(Website and app data records)
Content starts

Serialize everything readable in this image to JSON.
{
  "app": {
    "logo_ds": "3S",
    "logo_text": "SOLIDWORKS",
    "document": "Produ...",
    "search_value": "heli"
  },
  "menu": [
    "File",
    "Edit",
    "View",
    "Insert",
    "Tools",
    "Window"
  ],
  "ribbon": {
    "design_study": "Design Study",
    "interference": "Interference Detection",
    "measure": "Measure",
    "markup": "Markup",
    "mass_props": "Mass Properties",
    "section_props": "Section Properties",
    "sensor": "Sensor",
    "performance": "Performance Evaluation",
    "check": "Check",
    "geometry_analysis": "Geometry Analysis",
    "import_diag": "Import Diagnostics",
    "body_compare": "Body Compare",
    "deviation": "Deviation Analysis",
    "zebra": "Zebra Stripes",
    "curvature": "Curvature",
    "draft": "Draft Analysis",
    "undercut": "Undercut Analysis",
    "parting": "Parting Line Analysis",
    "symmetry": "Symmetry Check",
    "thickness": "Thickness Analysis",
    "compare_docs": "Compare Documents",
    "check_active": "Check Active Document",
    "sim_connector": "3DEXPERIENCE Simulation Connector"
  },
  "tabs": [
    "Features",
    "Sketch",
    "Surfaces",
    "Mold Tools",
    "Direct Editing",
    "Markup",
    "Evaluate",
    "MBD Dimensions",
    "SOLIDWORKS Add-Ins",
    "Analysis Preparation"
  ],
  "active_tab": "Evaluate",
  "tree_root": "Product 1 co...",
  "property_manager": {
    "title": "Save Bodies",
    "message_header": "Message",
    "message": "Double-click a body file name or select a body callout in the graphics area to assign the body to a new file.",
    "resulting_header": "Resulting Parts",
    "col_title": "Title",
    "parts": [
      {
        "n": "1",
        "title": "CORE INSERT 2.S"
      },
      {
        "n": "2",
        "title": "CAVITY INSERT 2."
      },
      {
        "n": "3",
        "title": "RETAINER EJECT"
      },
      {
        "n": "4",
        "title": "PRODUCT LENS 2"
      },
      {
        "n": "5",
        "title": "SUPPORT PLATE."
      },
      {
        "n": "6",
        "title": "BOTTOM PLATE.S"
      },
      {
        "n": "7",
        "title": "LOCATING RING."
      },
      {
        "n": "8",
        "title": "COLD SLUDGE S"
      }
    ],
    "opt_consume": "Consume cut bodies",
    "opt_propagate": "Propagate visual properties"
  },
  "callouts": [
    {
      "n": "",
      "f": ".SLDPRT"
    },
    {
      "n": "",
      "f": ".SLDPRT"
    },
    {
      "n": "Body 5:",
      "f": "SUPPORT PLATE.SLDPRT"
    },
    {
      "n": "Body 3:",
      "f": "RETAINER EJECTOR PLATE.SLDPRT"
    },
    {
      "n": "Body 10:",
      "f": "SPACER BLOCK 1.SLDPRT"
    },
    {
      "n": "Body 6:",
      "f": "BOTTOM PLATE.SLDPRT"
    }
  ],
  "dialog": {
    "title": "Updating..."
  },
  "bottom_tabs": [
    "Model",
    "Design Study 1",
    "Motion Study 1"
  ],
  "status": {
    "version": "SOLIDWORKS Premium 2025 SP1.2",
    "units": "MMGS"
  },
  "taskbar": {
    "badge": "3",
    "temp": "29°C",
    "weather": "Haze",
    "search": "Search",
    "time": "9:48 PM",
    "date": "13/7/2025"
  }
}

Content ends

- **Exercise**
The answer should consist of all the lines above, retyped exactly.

- **Solution to this exercise**
Serialize everything readable in this image to JSON.
{
  "app": {
    "logo_ds": "3S",
    "logo_text": "SOLIDWORKS",
    "document": "Produ...",
    "search_value": "heli"
  },
  "menu": [
    "File",
    "Edit",
    "View",
    "Insert",
    "Tools",
    "Window"
  ],
  "ribbon": {
    "design_study": "Design Study",
    "interference": "Interference Detection",
    "measure": "Measure",
    "markup": "Markup",
    "mass_props": "Mass Properties",
    "section_props": "Section Properties",
    "sensor": "Sensor",
    "performance": "Performance Evaluation",
    "check": "Check",
    "geometry_analysis": "Geometry Analysis",
    "import_diag": "Import Diagnostics",
    "body_compare": "Body Compare",
    "deviation": "Deviation Analysis",
    "zebra": "Zebra Stripes",
    "curvature": "Curvature",
    "draft": "Draft Analysis",
    "undercut": "Undercut Analysis",
    "parting": "Parting Line Analysis",
    "symmetry": "Symmetry Check",
    "thickness": "Thickness Analysis",
    "compare_docs": "Compare Documents",
    "check_active": "Check Active Document",
    "sim_connector": "3DEXPERIENCE Simulation Connector"
  },
  "tabs": [
    "Features",
    "Sketch",
    "Surfaces",
    "Mold Tools",
    "Direct Editing",
    "Markup",
    "Evaluate",
    "MBD Dimensions",
    "SOLIDWORKS Add-Ins",
    "Analysis Preparation"
  ],
  "active_tab": "Evaluate",
  "tree_root": "Product 1 co...",
  "property_manager": {
    "title": "Save Bodies",
    "message_header": "Message",
    "message": "Double-click a body file name or select a body callout in the graphics area to assign the body to a new file.",
    "resulting_header": "Resulting Parts",
    "col_title": "Title",
    "parts": [
      {
        "n": "1",
        "title": "CORE INSERT 2.S"
      },
      {
        "n": "2",
        "title": "CAVITY INSERT 2."
      },
      {
        "n": "3",
        "title": "RETAINER EJECT"
      },
      {
        "n": "4",
        "title": "PRODUCT LENS 2"
      },
      {
        "n": "5",
        "title": "SUPPORT PLATE."
      },
      {
        "n": "6",
        "title": "BOTTOM PLATE.S"
      },
      {
        "n": "7",
        "title": "LOCATING RING."
      },
      {
        "n": "8",
        "title": "COLD SLUDGE S"
      }
    ],
    "opt_consume": "Consume cut bodies",
    "opt_propagate": "Propagate visual properties"
  },
  "callouts": [
    {
      "n": "",
      "f": ".SLDPRT"
    },
    {
      "n": "",
      "f": ".SLDPRT"
    },
    {
      "n": "Body 5:",
      "f": "SUPPORT PLATE.SLDPRT"
    },
    {
      "n": "Body 3:",
      "f": "RETAINER EJECTOR PLATE.SLDPRT"
    },
    {
      "n": "Body 10:",
      "f": "SPACER BLOCK 1.SLDPRT"
    },
    {
      "n": "Body 6:",
      "f": "BOTTOM PLATE.SLDPRT"
    }
  ],
  "dialog": {
    "title": "Updating..."
  },
  "bottom_tabs": [
    "Model",
    "Design Study 1",
    "Motion Study 1"
  ],
  "status": {
    "version": "SOLIDWORKS Premium 2025 SP1.2",
    "units": "MMGS"
  },
  "taskbar": {
    "badge": "3",
    "temp": "29°C",
    "weather": "Haze",
    "search": "Search",
    "time": "9:48 PM",
    "date": "13/7/2025"
  }
}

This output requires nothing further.